For example, if you were to produce lots of inventory for a product that sells poorly, then your first instinct might be to sell it at a low discount simply to earn any money at all. However, since there is no limit to how much you can claim for an ordinary loss, you might be better off to throw it away or donate it to charity thanks to overriding tax savings.

Hire a family member

Depending on the way your business is structured, hiring family members instead of people from the general public can be another useful way to reduce your taxes.
When you hire your spouse or children, their wages are exempt from FUTA (Federal Unemployment Tax Act) tax. Additionally, if your business is a sole proprietorship or a partnership with your spouse, wages to your children are also not subject to social security and Medicare taxes (as long as they are under 18 years of age).

Offer fringe benefits to employees

If you have employees, rather than give them a raise, it can help your taxes to compensate them with fringe benefits.
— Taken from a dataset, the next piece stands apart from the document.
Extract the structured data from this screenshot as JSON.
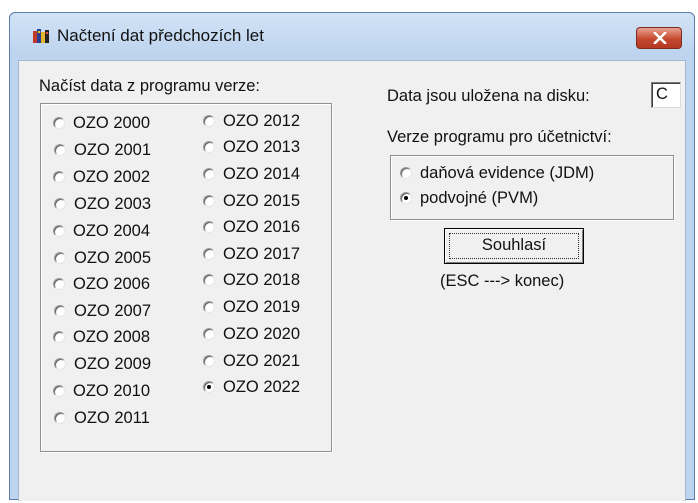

These types of benefits would be free of tax and may include such things as:

• Employer-sponsored health insurance

• Long-term care insurance

• Group term life insurance
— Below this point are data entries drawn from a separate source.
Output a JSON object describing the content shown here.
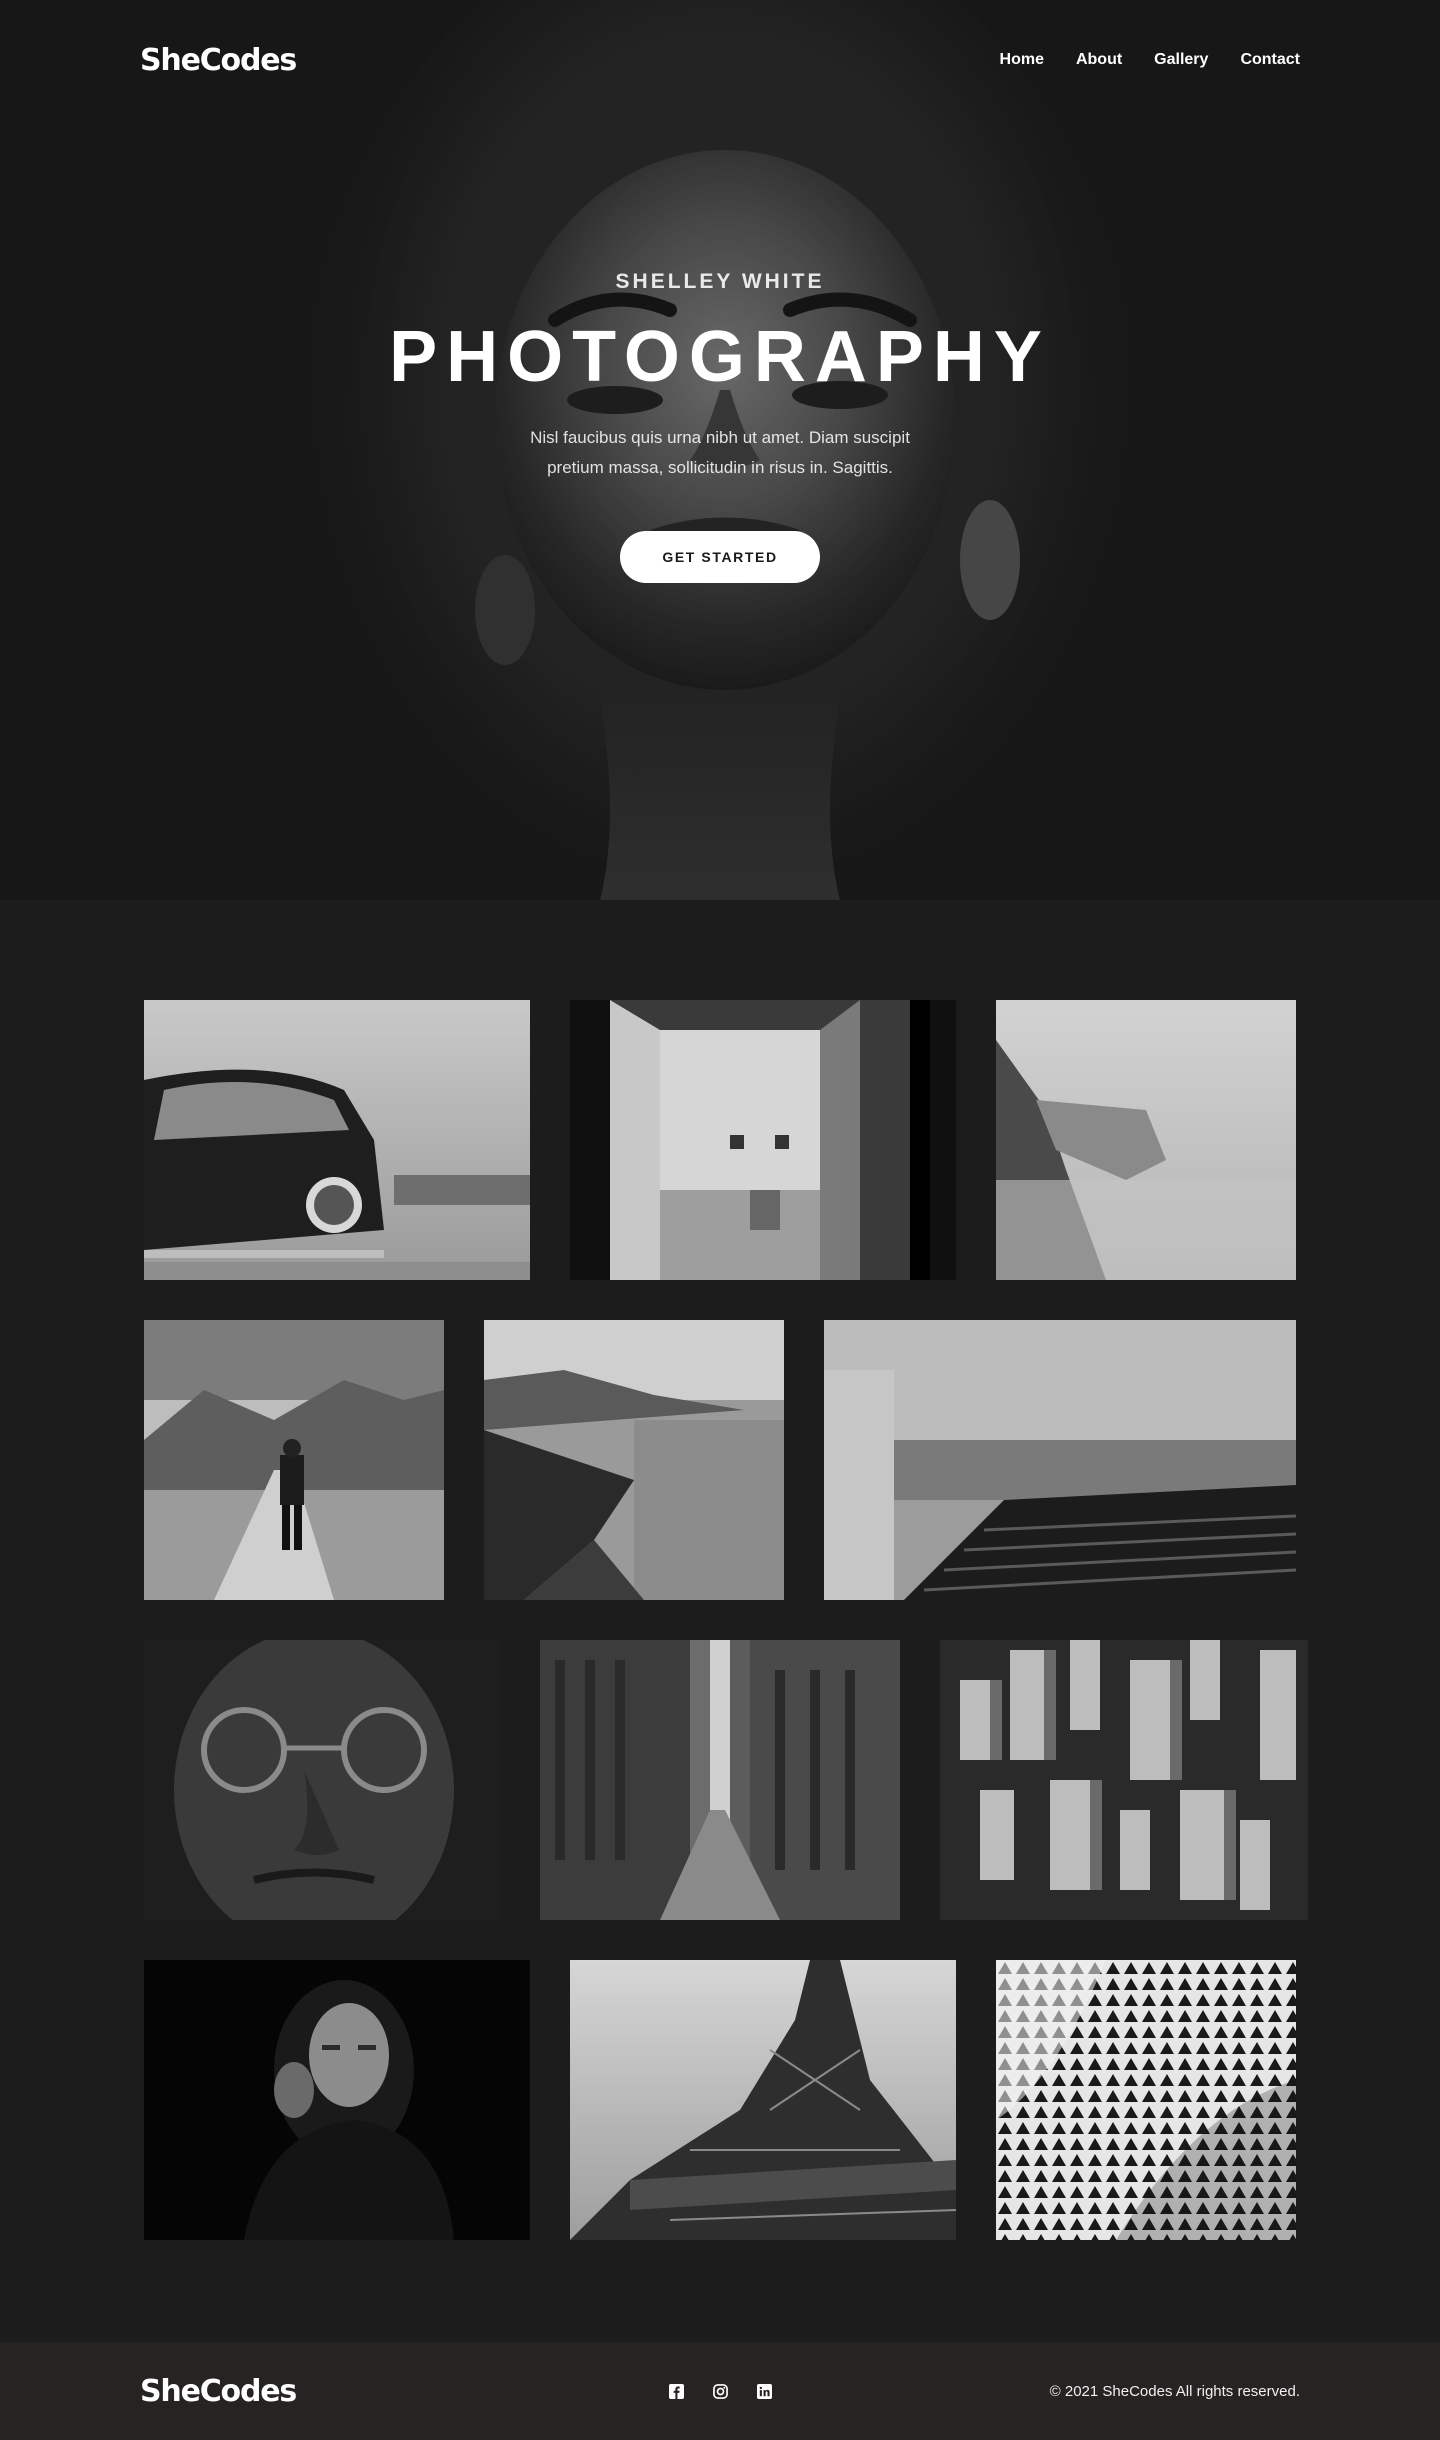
{
  "brand": {
    "logo": "SheCodes"
  },
  "nav": {
    "items": [
      "Home",
      "About",
      "Gallery",
      "Contact"
    ]
  },
  "hero": {
    "kicker": "SHELLEY WHITE",
    "title": "PHOTOGRAPHY",
    "text": "Nisl faucibus quis urna nibh ut amet. Diam suscipit pretium massa, sollicitudin in risus in. Sagittis.",
    "cta": "GET STARTED"
  },
  "gallery": {
    "photos": [
      "vintage-car-photo",
      "gallery-hallway-photo",
      "sea-cliff-photo",
      "desert-road-man-photo",
      "lake-coast-photo",
      "concrete-stairs-photo",
      "man-glasses-portrait-photo",
      "city-street-photo",
      "aerial-skyscrapers-photo",
      "woman-portrait-photo",
      "eiffel-tower-photo",
      "patterned-facade-photo"
    ]
  },
  "footer": {
    "logo": "SheCodes",
    "socials": [
      "facebook-icon",
      "instagram-icon",
      "linkedin-icon"
    ],
    "copyright": "© 2021 SheCodes All rights reserved."
  },
  "colors": {
    "background": "#1c1c1c",
    "footer": "#262322",
    "text": "#ffffff",
    "button": "#ffffff"
  }
}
• Disability insurance

• Educational assistance

• Dependent care assistance

• Transportation benefits

• And many others

For a complete list, please see IRS Publication 15-B.

Change the structure of your business 

Sometimes something as fundamental as how your business is set up can make a difference in your taxes. For instance, if your business is structured as an LLC or S corporation, then all of the income will pass through you, the owner, and be taxable. However, with a C corporation, the first $50,000 of your income would be taxed at a rate of 15 percent as opposed to a higher tax bracket.

Don’t forget about carryovers

If you’ve only applied some of your capital losses, operating losses, or charitable deductions in previous tax years, then the remaining portions may still be applicable. Therefore, don’t forget to carry them over into subsequent years for additional tax savings.


Best practices for reducing your taxes

While taking advantage of credits and deductions will undoubtedly save you a ton of money on your taxes, none of it will be possible unless you stay organized and up to date on your financial status. 

The best way to do this is to keep receipts and documentation for every transaction you make. Additionally, be sure to do your book-keeping regularly. Definitely don’t save this task for the week before your taxes are due as this will not give you enough time to thoroughly optimize your expenses properly.

Above all, remember to always work with an experienced and reputable tax professional. Not only will they know the best tips and strategies to use, but they will also be up on all the latest legal changes from the IRS. Though you may be tempted to try to manage your taxes yourself, don’t be penny-wise and pound-foolish. Leave your taxes in the hands of the professionals so that you can focus on running and growing your business for years to come.

Disclaimer: Altruist or its affiliates do not provide tax advice and investors are encouraged to consult with their personal tax advisors. In no way should use of the word 'pro' be interpreted as providing potential investors any accreditation or level of sophistication.